[Items from a dataset]
━━━━━━━━━━━━━━━━━━━━

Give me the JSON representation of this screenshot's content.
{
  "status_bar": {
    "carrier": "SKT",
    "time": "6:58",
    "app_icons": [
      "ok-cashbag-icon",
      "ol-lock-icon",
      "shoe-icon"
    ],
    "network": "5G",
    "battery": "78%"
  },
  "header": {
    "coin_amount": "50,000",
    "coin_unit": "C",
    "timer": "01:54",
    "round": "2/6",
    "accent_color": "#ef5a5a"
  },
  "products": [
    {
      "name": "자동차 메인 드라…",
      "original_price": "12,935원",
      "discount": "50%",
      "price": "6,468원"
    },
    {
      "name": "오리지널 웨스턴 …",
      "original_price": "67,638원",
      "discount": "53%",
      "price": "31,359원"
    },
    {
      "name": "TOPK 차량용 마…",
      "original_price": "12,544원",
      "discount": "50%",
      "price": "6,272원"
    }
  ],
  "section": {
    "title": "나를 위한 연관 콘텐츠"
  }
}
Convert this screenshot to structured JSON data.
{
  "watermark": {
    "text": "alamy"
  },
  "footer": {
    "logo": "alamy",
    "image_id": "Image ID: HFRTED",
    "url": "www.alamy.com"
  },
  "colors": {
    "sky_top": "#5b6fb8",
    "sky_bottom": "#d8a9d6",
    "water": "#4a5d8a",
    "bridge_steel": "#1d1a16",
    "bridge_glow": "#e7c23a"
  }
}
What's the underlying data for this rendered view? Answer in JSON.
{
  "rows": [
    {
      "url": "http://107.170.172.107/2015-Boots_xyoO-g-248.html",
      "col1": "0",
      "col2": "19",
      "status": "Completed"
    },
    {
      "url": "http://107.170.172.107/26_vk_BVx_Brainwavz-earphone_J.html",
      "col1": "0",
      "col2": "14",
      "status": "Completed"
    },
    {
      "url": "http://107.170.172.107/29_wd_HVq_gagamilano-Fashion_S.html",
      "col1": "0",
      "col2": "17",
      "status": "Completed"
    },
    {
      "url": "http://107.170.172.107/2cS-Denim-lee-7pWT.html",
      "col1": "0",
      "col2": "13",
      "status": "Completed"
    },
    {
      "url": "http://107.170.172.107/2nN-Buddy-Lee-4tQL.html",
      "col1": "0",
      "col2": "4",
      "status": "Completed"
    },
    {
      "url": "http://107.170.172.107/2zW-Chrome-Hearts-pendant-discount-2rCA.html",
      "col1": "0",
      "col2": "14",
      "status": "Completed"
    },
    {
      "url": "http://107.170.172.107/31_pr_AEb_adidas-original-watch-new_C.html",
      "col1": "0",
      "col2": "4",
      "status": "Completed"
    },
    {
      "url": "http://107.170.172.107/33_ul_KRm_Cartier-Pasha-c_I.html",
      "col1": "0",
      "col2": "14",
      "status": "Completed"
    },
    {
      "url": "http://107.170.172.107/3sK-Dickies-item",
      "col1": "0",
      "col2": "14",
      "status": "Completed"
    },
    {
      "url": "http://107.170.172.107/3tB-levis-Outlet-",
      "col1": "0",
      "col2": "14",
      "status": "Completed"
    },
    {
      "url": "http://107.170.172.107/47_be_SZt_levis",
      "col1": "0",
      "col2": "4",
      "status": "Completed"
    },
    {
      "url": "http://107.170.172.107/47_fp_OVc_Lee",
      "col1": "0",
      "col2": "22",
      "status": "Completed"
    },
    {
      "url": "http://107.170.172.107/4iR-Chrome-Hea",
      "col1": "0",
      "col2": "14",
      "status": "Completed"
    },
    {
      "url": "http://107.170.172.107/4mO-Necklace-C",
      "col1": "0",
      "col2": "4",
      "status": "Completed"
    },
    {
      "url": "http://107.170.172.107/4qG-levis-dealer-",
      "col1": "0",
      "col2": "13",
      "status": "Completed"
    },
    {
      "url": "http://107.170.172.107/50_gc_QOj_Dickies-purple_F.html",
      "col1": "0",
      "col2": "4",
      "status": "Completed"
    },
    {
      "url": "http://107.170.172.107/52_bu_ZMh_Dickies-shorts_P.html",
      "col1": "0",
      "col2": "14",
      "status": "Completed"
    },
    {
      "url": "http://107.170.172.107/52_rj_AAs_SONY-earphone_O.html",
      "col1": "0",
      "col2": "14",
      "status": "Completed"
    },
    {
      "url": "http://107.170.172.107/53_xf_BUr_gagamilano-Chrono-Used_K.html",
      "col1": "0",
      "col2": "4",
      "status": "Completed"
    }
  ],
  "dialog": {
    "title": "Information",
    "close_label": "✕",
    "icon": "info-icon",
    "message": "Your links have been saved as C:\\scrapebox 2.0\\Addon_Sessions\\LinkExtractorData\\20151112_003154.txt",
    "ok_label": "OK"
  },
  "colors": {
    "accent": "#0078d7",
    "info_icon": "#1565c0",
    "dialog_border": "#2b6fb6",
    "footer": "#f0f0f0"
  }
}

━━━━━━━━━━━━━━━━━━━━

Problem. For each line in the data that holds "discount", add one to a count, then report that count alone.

Task result. 4